The Ohio Fish and Game Commission will stock the Miami river with fish this fall. State Game and Fish Warden L.H. Reutinger has gone to Waverly with the fish car owned by the commission for the purpose of securing a supply of fish, chiefly marble cat, from the state hatteries there. The fish will be liberated in the Miami river at points between Dayton, Miamisburg, Troy, Piqua and Sidney.
Sept. 23, 1922
Charles Wirtz and A.R. McDonald, of St. Marys, have been in Sidney, seeking a location, preparatory to starting a bus line that will run on a 1-1/2 hour schedule between Sidney and Dayton. It will be known as the Dixie Bus Line. The automobiles will be of the sedan type and will carry 12 passengers. They are built on a Studebaker chassis.
The Sidney High school football season will officially open tomorrow, when the locals travel to Lima Central. The local team is confronted with a much tougher schedule than last year with six homes games against Wapakoneta, Bellefontaine, Troy, St. Marys, Ada and Urbana. Away games, in addition to Lima, are with Bradford and the University of Dayton Preps.
Dedication of the new $1.5 million Ohio Stadium on Oct. 21, looms as the big early season football event of the middle west.
Sept. 23, 1947
Thirty-five Sidney High school students, passengers on the Orange township school bus, and their driver, David K. Elson, R.R. 2, Sidney, escaped injury about 8 a.m. today, when a northbound auto crashed into the rear of the bus on South Dixie highway. The bus had stopped in front of the Franklin Fridley home to pick up a student. The car, driven by a Lima man, received extensive damage to the front, and there was some damage to the bus.
Shelby county has been selected for a nationwide health experiment during the first 18 days of November, it was revealed today in a joint announcement by Clyde Millhoff, president of the Shelby County Tuberculosis and Health Association and Health Commissioner Dr. L.E. Traul. The experiment designed for finding tuberculosis and saving lives, will be outlined at a public meeting to be held Sept. 29 at the court house.
Sept 23, 1972
The first near 700 series came at Bel-Mar’s Lanes in Sidney this week when Bob Supinger cracked a sizzling 681 in the Shelby County League. Supinger rolls for Landmark Elevator and collected a 237 game in the process.
Alan Rehfus of R.R. 6, Sidney, has been named one of 17 Ohioans to receive the nation’s top 1972 National FFA Degree. Rehfus is a recent graduate of Houston High School, where his vocational agriculture teacher was Brooks Ware.
Sept. 23, 1997

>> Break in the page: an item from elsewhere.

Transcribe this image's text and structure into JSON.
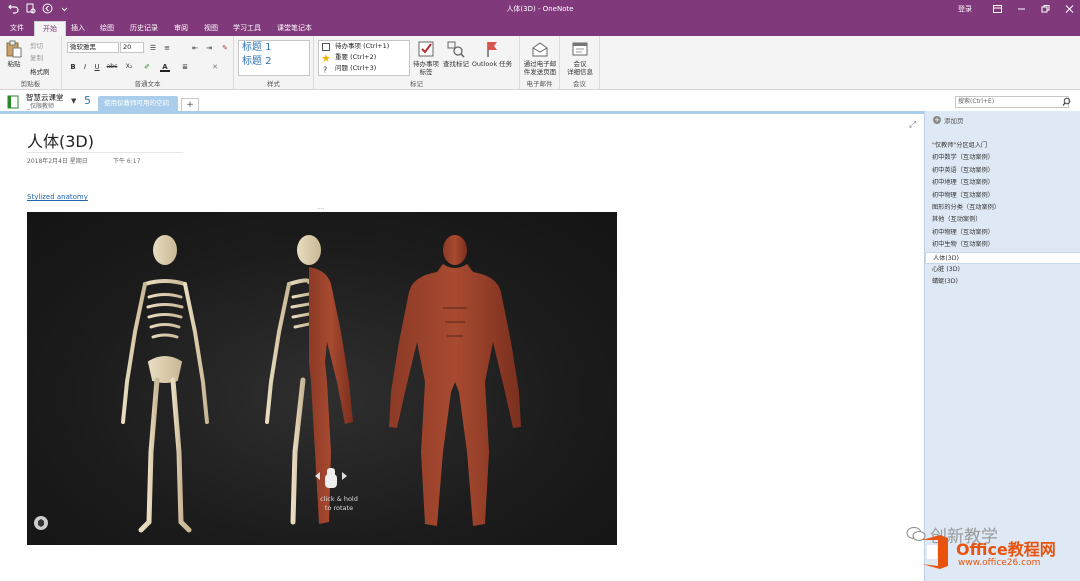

LOS ANGELES (AP) —- Red Skelton was just 10 years old when he met his destiny as a bumbling, affable comic. For six decades, he delighted millions with a repertoire of helter-skelter pantomime and skits about simple ordinary lives seen through a clown’s extraordinary prism.
Skelton made household names of Clem Kadiddlehopper, Freddie the Freeload and the Mean Widdle Kid, whose favorite expression was “I dood it!”
The auburn-haired comedian died Wednesday at Eisenhower Medical Center in Rancho Mirage, 90 miles east of Los Angeles, after a long, undisclosed illness. He was 84.
Larry Music, a veteran of nearly 20 years with the Shelby County Sheriff’s Department, has been appointed to the position of jail administrator. At the same time, Sheriff Mark Schemmel also promoted Music to the rank of lieutenant.
These news items from past issues of the Sidney Daily News are compiled by the Shelby County Historical Society (937-498-1653) as a public service to the community. Local history on the Internet! www.shelbycountyhistory.org